sdi-architecture

(modified from Rajabifard et al, 2002)

In their early formulation the focus of SDIs was largely on database creation but in recent years the focus has been more towards user community needs with emphasis on processes for data access, use and dissemination.  This shift can be seen clearly in the refocused mandate of the Canadian GeoConnections program which now concentrates much of its effort (and funding) on encouraging user communities to take advantage of the Canadian SDI (Canadian Geospatial Data Infrastructure).

Despite the shift in focus, considerable work remains to be done in order to facilitate greater access to data.  Surveys have shown that SDI usage is still predominantly in the world of research and government where knowledge of spatial concepts is on average higher and technology infrastructure greater than in the general public as a whole.

However, the emergence of tools such as Google Earth and other “geo-browser” tools and the associated interest in spatial information among a broader range of users has not gone unnoticed by SDI policy experts and researchers. Today there is considerable discussion about the evolution of SDIs and what can be learned from the Web 2.0 world of spatial information.  The challenge will be to draw the best from both worlds to create an environment where the value of spatial information can be realized more simply and by a broader group of people.

I see at least two threads emerging in this discussion: one around the challenges of evolving SDIs to bring all the value of past investments to a point where a broader group can access it in a user friendly manner and the second around helping users to fully benefit from all spatial information has to offer.

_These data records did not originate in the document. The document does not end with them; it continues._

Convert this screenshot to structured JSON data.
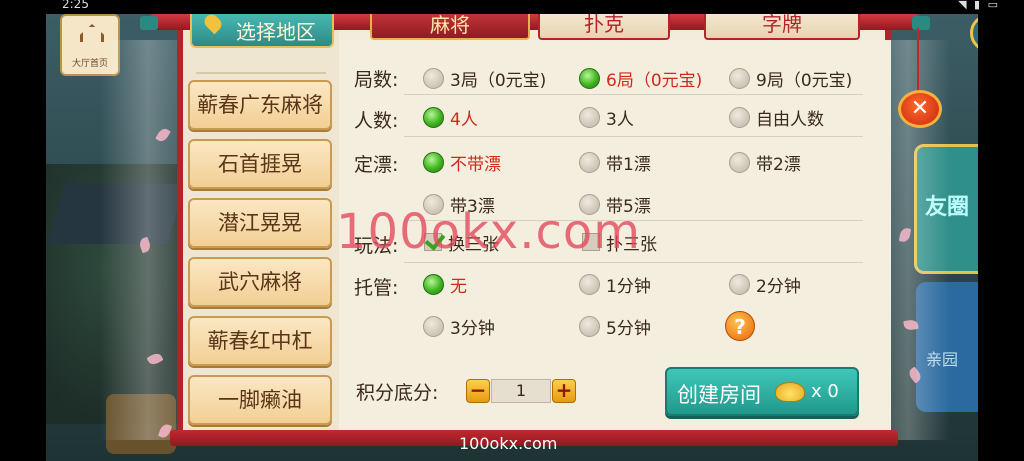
{
  "status_bar": {
    "time": "2:25",
    "icons": "◥ ▮ ▭"
  },
  "background": {
    "house_label": "大厅首页",
    "side_panel_a": "友圈",
    "side_panel_b": "亲园"
  },
  "region_tab": {
    "label": "选择地区"
  },
  "game_tabs": [
    {
      "label": "麻将",
      "active": true
    },
    {
      "label": "扑克",
      "active": false
    },
    {
      "label": "字牌",
      "active": false
    }
  ],
  "regions": [
    "蕲春广东麻将",
    "石首捱晃",
    "潜江晃晃",
    "武穴麻将",
    "蕲春红中杠",
    "一脚癞油"
  ],
  "rules": {
    "rounds": {
      "label": "局数:",
      "options": [
        "3局（0元宝)",
        "6局（0元宝)",
        "9局（0元宝)"
      ],
      "selected": 1
    },
    "players": {
      "label": "人数:",
      "options": [
        "4人",
        "3人",
        "自由人数"
      ],
      "selected": 0
    },
    "piao": {
      "label": "定漂:",
      "options": [
        "不带漂",
        "带1漂",
        "带2漂",
        "带3漂",
        "带5漂"
      ],
      "selected": 0
    },
    "play": {
      "label": "玩法:",
      "options": [
        "换三张",
        "扑三张"
      ],
      "checked": [
        true,
        false
      ]
    },
    "hosting": {
      "label": "托管:",
      "options": [
        "无",
        "1分钟",
        "2分钟",
        "3分钟",
        "5分钟"
      ],
      "selected": 0
    }
  },
  "score": {
    "label": "积分底分:",
    "minus": "−",
    "plus": "+",
    "value": "1"
  },
  "create_button": {
    "label": "创建房间",
    "count": "x 0"
  },
  "close_button": {
    "glyph": "✕"
  },
  "help_button": {
    "glyph": "?"
  },
  "watermark": {
    "big": "100okx.com",
    "small": "100okx.com"
  },
  "colors": {
    "selected_text": "#d02a1e",
    "accent_red": "#b3242a",
    "create_teal": "#21998c"
  }
}
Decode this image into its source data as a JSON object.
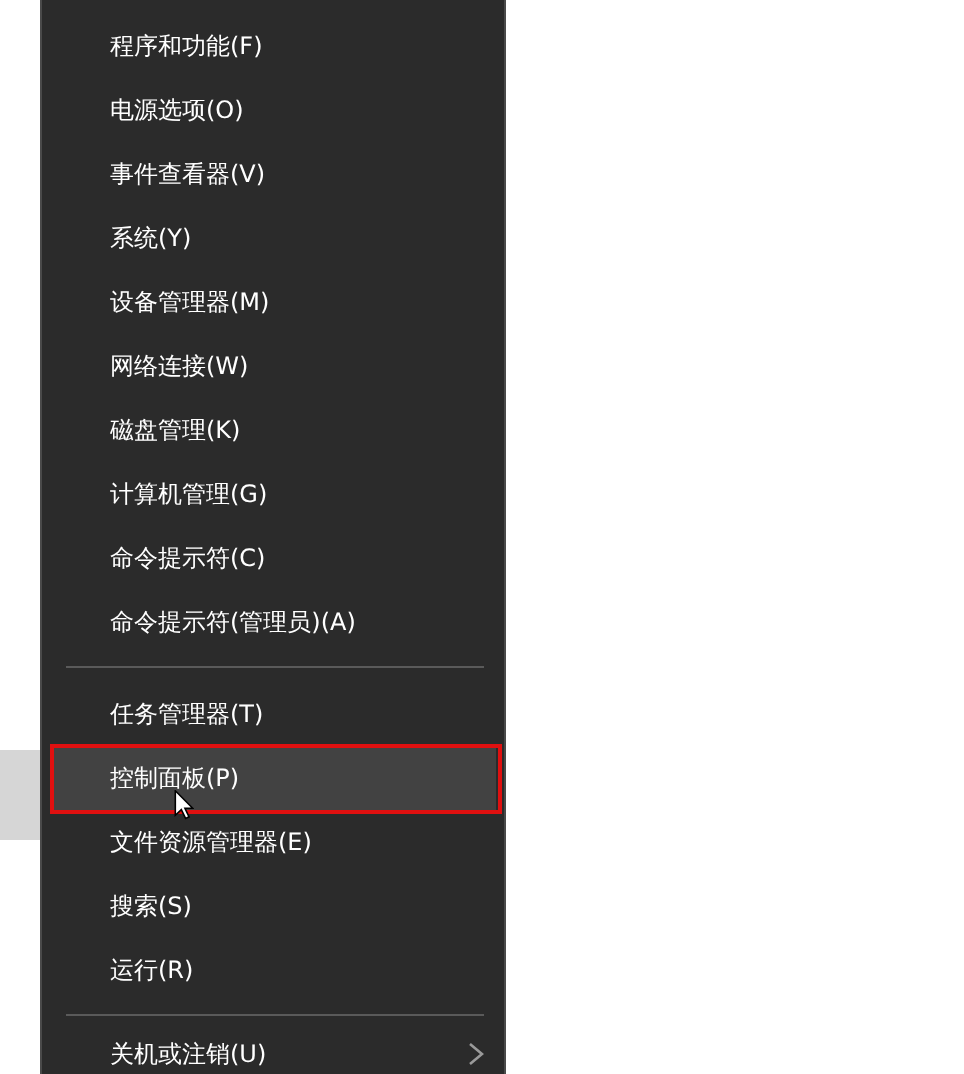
{
  "menu": {
    "groups": [
      {
        "items": [
          {
            "label": "程序和功能(F)",
            "selected": false,
            "annotated": false,
            "submenu": false
          },
          {
            "label": "电源选项(O)",
            "selected": false,
            "annotated": false,
            "submenu": false
          },
          {
            "label": "事件查看器(V)",
            "selected": false,
            "annotated": false,
            "submenu": false
          },
          {
            "label": "系统(Y)",
            "selected": false,
            "annotated": false,
            "submenu": false
          },
          {
            "label": "设备管理器(M)",
            "selected": false,
            "annotated": false,
            "submenu": false
          },
          {
            "label": "网络连接(W)",
            "selected": false,
            "annotated": false,
            "submenu": false
          },
          {
            "label": "磁盘管理(K)",
            "selected": false,
            "annotated": false,
            "submenu": false
          },
          {
            "label": "计算机管理(G)",
            "selected": false,
            "annotated": false,
            "submenu": false
          },
          {
            "label": "命令提示符(C)",
            "selected": false,
            "annotated": false,
            "submenu": false
          },
          {
            "label": "命令提示符(管理员)(A)",
            "selected": false,
            "annotated": false,
            "submenu": false
          }
        ]
      },
      {
        "items": [
          {
            "label": "任务管理器(T)",
            "selected": false,
            "annotated": false,
            "submenu": false
          },
          {
            "label": "控制面板(P)",
            "selected": true,
            "annotated": true,
            "submenu": false
          },
          {
            "label": "文件资源管理器(E)",
            "selected": false,
            "annotated": false,
            "submenu": false
          },
          {
            "label": "搜索(S)",
            "selected": false,
            "annotated": false,
            "submenu": false
          },
          {
            "label": "运行(R)",
            "selected": false,
            "annotated": false,
            "submenu": false
          }
        ]
      },
      {
        "items": [
          {
            "label": "关机或注销(U)",
            "selected": false,
            "annotated": false,
            "submenu": true
          }
        ]
      }
    ]
  }
}
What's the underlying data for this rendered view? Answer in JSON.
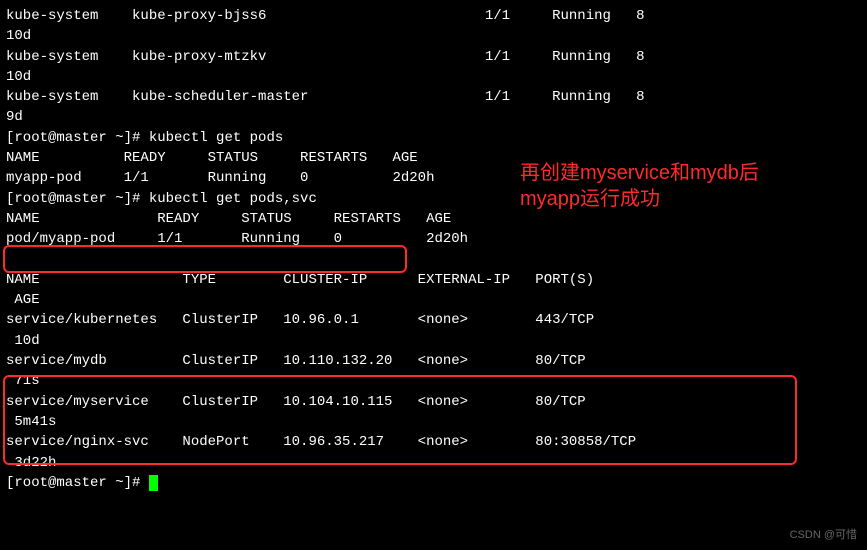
{
  "top_pods": [
    {
      "ns": "kube-system",
      "name": "kube-proxy-bjss6",
      "ready": "1/1",
      "status": "Running",
      "restarts": "8",
      "age": "10d"
    },
    {
      "ns": "kube-system",
      "name": "kube-proxy-mtzkv",
      "ready": "1/1",
      "status": "Running",
      "restarts": "8",
      "age": "10d"
    },
    {
      "ns": "kube-system",
      "name": "kube-scheduler-master",
      "ready": "1/1",
      "status": "Running",
      "restarts": "8",
      "age": "9d"
    }
  ],
  "prompts": {
    "p1": "[root@master ~]# ",
    "cmd1": "kubectl get pods",
    "p2": "[root@master ~]# ",
    "cmd2": "kubectl get pods,svc",
    "p3": "[root@master ~]# "
  },
  "pods1_header": {
    "c1": "NAME",
    "c2": "READY",
    "c3": "STATUS",
    "c4": "RESTARTS",
    "c5": "AGE"
  },
  "pods1_row": {
    "c1": "myapp-pod",
    "c2": "1/1",
    "c3": "Running",
    "c4": "0",
    "c5": "2d20h"
  },
  "pods2_header": {
    "c1": "NAME",
    "c2": "READY",
    "c3": "STATUS",
    "c4": "RESTARTS",
    "c5": "AGE"
  },
  "pods2_row": {
    "c1": "pod/myapp-pod",
    "c2": "1/1",
    "c3": "Running",
    "c4": "0",
    "c5": "2d20h"
  },
  "svc_header": {
    "c1": "NAME",
    "c2": "TYPE",
    "c3": "CLUSTER-IP",
    "c4": "EXTERNAL-IP",
    "c5": "PORT(S)",
    "c6": " AGE"
  },
  "svc_rows": [
    {
      "c1": "service/kubernetes",
      "c2": "ClusterIP",
      "c3": "10.96.0.1",
      "c4": "<none>",
      "c5": "443/TCP",
      "c6": " 10d"
    },
    {
      "c1": "service/mydb",
      "c2": "ClusterIP",
      "c3": "10.110.132.20",
      "c4": "<none>",
      "c5": "80/TCP",
      "c6": " 71s"
    },
    {
      "c1": "service/myservice",
      "c2": "ClusterIP",
      "c3": "10.104.10.115",
      "c4": "<none>",
      "c5": "80/TCP",
      "c6": " 5m41s"
    },
    {
      "c1": "service/nginx-svc",
      "c2": "NodePort",
      "c3": "10.96.35.217",
      "c4": "<none>",
      "c5": "80:30858/TCP",
      "c6": " 3d22h"
    }
  ],
  "annotation": {
    "line1": "再创建myservice和mydb后",
    "line2": "myapp运行成功"
  },
  "watermark": "CSDN @可惜"
}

What form will user implementations take, how will they be sustained, and what benefits will users realize?  It will be interesting to see what the future holds.

Time and again technology companies are reminded that for success their business needs to be defined around business objectives not just technology. This is no less true in the world of spatial information were companies frequently fall in the trap of promoting sophisticated technology rather than identifying true market needs for which they can create products and services from their technological strengths.

I came across a recent announcement about a new service called Go iLawn. In my mind this is a perfect example of a service developed to address a very specific market segment with a percieved need.  Go iLawn is targeted at the landscape services market. The company that developed the service has its roots in the spatial information world and is utilizing high resolution imagery, cadastral data and a user friendly web interface to provide a service to landscape companies that allows them to view the yards of individual customers. With the tools provided by Go iLawn they can calculate lawn area, yard dimensions, locations of trees, shrubs, etc. all neccessary for the landscape company to produce a cost estimate for its customers. Go iLawn provides a service that allows them to respond to customers quicker, reduce costs in preparing quotes and providing services – ultimately leading to a more profitable business.

If you check out the Go iLawn website Go iLawn, you won’t find a lot of information about spatial information technologies – even the GIS company behind the service is only referenced in the copyright and the “Contact Us” section. The Go iLawn website is completely focused on the customers needs and the benefits Go iLawn provides – exactly where the emphasis should be placed.